Cisco has been making strides in this direction, writes NetworkWorld's Jim Duffy, expanding beyond its core of networking products and venturing into servers, security software, video conferencing and sensors. Cisco's successful expansion into some of these new areas -- the company is the No. 1 or No. 2 player in 16 vertical markets, said Duffy -- is because of the many acquisitions and "spin-ins" Cisco has made over the years to bring innovation into the organization, Zimmerman said.
Which is why Robbins is facing a tricky balancing act.
"Chuck [Robbins] has to keep an eye on Cisco's innovation and product strategy -- and those can tend to be separated in organizations. Chuck has his hands full [with making sure] they remain integrated and synergistic," Zimmerman said. He pointed to migration issues with network management and security technology from Meraki, which Cisco acquired in 2012, as an example.

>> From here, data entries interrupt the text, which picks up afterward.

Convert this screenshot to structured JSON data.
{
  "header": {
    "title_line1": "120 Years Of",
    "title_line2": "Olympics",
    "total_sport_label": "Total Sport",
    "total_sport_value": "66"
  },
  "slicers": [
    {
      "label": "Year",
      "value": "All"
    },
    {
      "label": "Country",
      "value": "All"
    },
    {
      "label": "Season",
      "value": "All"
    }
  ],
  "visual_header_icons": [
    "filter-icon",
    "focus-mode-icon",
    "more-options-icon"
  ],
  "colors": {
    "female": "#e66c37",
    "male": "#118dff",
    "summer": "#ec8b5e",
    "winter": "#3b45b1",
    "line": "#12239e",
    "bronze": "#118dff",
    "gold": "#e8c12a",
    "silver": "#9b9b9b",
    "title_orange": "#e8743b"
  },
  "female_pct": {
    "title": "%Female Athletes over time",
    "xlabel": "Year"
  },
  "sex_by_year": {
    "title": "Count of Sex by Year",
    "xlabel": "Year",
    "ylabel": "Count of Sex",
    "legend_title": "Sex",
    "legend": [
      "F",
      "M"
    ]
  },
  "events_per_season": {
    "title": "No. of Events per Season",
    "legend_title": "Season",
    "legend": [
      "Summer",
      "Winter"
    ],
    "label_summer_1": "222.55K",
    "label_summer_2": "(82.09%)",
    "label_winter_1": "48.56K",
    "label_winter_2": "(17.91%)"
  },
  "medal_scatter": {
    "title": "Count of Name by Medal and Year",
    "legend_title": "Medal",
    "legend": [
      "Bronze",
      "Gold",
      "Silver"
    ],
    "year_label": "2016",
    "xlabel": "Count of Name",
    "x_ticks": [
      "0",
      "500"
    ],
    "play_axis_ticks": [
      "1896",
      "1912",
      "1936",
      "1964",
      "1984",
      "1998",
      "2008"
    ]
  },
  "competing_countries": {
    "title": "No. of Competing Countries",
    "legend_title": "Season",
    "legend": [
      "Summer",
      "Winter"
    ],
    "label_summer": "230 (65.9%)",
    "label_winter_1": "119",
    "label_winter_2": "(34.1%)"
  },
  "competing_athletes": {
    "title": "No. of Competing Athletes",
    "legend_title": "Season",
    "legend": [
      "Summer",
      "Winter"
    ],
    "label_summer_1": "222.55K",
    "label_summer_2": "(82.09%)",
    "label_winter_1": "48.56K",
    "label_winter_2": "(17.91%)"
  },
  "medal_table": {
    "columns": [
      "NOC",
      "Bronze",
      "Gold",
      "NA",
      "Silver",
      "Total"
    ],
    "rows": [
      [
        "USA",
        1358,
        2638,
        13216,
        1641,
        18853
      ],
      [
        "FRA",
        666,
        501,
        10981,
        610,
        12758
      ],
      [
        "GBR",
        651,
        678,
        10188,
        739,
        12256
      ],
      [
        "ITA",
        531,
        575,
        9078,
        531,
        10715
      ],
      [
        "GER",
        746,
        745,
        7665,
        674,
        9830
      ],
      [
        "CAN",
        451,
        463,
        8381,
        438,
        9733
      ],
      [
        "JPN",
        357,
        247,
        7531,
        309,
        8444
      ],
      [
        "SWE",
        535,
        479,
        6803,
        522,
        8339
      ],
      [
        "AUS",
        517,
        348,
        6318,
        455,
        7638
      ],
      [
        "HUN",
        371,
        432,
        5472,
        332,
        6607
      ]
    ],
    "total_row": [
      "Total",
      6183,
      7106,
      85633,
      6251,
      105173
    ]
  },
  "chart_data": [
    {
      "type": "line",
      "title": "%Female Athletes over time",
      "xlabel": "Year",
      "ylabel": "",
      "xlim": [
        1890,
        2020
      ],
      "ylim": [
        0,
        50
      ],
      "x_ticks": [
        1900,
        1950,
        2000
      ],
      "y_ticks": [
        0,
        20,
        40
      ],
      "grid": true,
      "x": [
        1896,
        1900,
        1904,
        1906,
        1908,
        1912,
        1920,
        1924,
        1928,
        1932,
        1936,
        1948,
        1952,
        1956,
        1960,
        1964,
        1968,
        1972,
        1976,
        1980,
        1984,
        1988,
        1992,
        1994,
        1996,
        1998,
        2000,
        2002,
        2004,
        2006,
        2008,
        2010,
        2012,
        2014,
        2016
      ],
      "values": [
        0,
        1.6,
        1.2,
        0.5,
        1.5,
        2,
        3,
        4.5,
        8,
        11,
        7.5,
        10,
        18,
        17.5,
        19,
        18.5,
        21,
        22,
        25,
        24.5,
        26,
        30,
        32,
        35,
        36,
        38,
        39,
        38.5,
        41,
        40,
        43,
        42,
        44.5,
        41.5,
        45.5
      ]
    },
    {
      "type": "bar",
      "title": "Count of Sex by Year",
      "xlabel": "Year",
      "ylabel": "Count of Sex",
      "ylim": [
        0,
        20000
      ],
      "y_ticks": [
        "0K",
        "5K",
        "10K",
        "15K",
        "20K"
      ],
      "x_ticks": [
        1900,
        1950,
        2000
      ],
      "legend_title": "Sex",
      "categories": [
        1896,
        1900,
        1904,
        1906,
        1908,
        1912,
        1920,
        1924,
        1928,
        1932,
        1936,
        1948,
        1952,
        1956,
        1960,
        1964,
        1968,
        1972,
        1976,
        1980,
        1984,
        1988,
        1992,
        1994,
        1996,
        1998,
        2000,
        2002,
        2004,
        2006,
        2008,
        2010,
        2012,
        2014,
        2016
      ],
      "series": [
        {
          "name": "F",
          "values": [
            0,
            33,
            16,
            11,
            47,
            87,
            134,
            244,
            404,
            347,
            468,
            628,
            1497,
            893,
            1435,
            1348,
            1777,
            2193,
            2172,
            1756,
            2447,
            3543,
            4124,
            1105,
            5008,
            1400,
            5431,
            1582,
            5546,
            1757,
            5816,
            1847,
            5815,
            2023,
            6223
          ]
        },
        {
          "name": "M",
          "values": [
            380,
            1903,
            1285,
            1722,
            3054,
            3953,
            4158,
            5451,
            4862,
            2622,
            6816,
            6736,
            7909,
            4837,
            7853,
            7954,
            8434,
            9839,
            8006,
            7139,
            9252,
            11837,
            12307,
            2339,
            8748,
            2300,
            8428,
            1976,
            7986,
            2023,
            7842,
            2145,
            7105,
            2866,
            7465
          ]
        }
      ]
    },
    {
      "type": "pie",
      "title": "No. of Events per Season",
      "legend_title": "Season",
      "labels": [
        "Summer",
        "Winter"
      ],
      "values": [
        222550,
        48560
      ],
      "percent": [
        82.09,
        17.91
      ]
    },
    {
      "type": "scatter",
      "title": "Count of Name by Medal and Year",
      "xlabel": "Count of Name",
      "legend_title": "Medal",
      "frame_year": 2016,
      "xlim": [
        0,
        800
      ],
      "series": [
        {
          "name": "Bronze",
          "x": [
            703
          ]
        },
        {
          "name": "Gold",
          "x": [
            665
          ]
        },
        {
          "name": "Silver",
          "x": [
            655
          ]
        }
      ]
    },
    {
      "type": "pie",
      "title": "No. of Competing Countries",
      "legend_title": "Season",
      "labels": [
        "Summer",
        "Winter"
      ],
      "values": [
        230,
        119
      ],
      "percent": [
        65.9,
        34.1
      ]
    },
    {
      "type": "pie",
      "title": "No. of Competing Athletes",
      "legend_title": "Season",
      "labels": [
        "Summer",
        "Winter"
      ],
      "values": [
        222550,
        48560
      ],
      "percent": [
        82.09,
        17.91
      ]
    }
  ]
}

Robbins himself acknowledged these bumps on the road to updating Cisco's product strategy, telling reporters at a recent teleconference that there are "areas within the strategy that we can actually accelerate."

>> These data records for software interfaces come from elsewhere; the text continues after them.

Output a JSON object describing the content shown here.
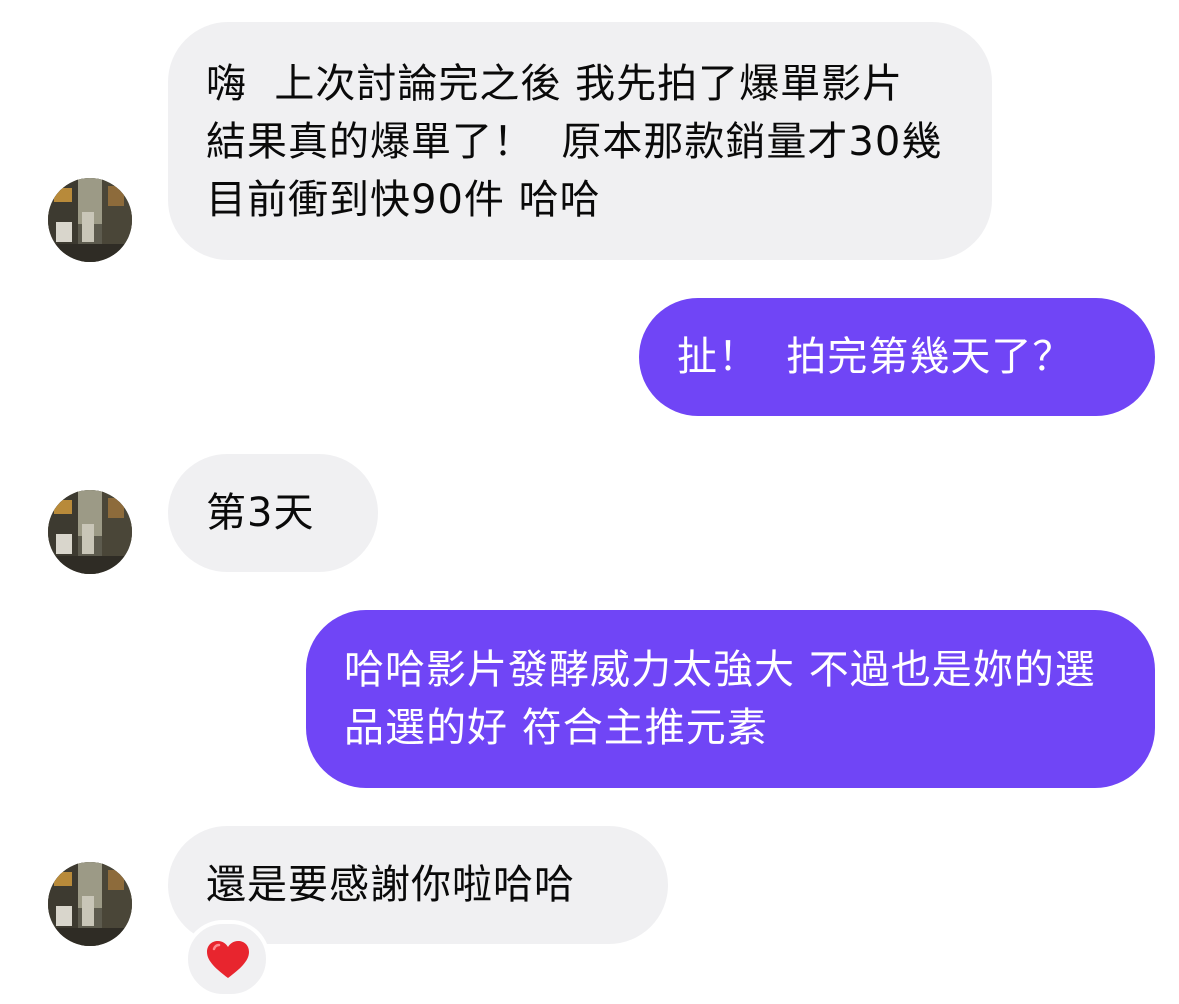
{
  "conversation": {
    "messages": [
      {
        "direction": "incoming",
        "text": "嗨  上次討論完之後 我先拍了爆單影片 結果真的爆單了！  原本那款銷量才30幾 目前衝到快90件 哈哈"
      },
      {
        "direction": "outgoing",
        "text": "扯！  拍完第幾天了？"
      },
      {
        "direction": "incoming",
        "text": "第3天"
      },
      {
        "direction": "outgoing",
        "text": "哈哈影片發酵威力太強大 不過也是妳的選品選的好 符合主推元素"
      },
      {
        "direction": "incoming",
        "text": "還是要感謝你啦哈哈"
      }
    ],
    "reaction": {
      "icon": "heart-icon",
      "color": "#e8252e"
    }
  },
  "colors": {
    "incoming_bubble": "#f0f0f2",
    "outgoing_bubble": "#7045f6",
    "incoming_text": "#0a0a0a",
    "outgoing_text": "#ffffff"
  }
}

Still, Zimmerman is optimistic that Robbins' tenure at Cisco and his sales expertise will help the company gain momentum in a tough market. "Chuck is uniquely positioned to see what works and what doesn't because he sees it in the field from a customer standpoint," he said.
Moreover, Chambers has left Robbins with a solid roadmap for making the transition to a software-based company -- which should be reassuring to CIOs, said Zimmerman.
"The focus [Chambers] has given to cloud, the move to a more software-oriented company as they've done with Cisco ONE … trying to shore up where they've been working on the security side -- these are issues that are very important to CIOs, and one that Cisco needs to continue to focus on," he said.
One thing that remains the same, as Robbins steps to the plate? CIOs must continue to do their homework when buying from Cisco -- and push the company on the business value its products will generate.
"There are competitive offerings that can provide business and/or cost benefits that CIOs need to be aware of," Zimmerman said.
CIO news roundup for week of May 4
Take a look at more tech news from this week:
- The technology world mourned the loss of SurveyMonkey CEO Dave Goldberg, husband of Facebook COO Sheryl Sandberg, who died last week from head trauma while vacationing in Mexico. Sandberg expressed her feelings in a Facebook post. This week also marked the passing of Joseph Lechleider, one of the fathers of DSL with a spot in the National Inventors Hall of Fame. He was 82.
- Can Snapchat be to the 2016 election what Twitter and BuzzFeed were to the past two presidential races? The company known for its disappearing-messages app seems to think so: It hired CNN political reporter Peter Hamby to lead its budding news division.
- Bummed that you shelled out $100 to watch the (underwhelming) "fight of the century" between Floyd Mayweather and Manny Pacquiao last week? Thousands of other people who watched unauthorized broadcasts via various mobile apps probably didn't feel so gypped.
- Google's search engine has reached a milestone. It announced at a conference Tuesday that, for the first time ever, more search requests are now being made on mobile devices than on PCs. The news comes a month after Google revamped its search recommendation system to favor mobile devices, aka "Mobilegeddon."
See sister site SearchNetworking's analysis on how the choice of Robbins for Cisco CEO signals a strategic shift for the company and what it means for Cisco's product development strategy. Then, head over to ComputerWeekly for more on the transition.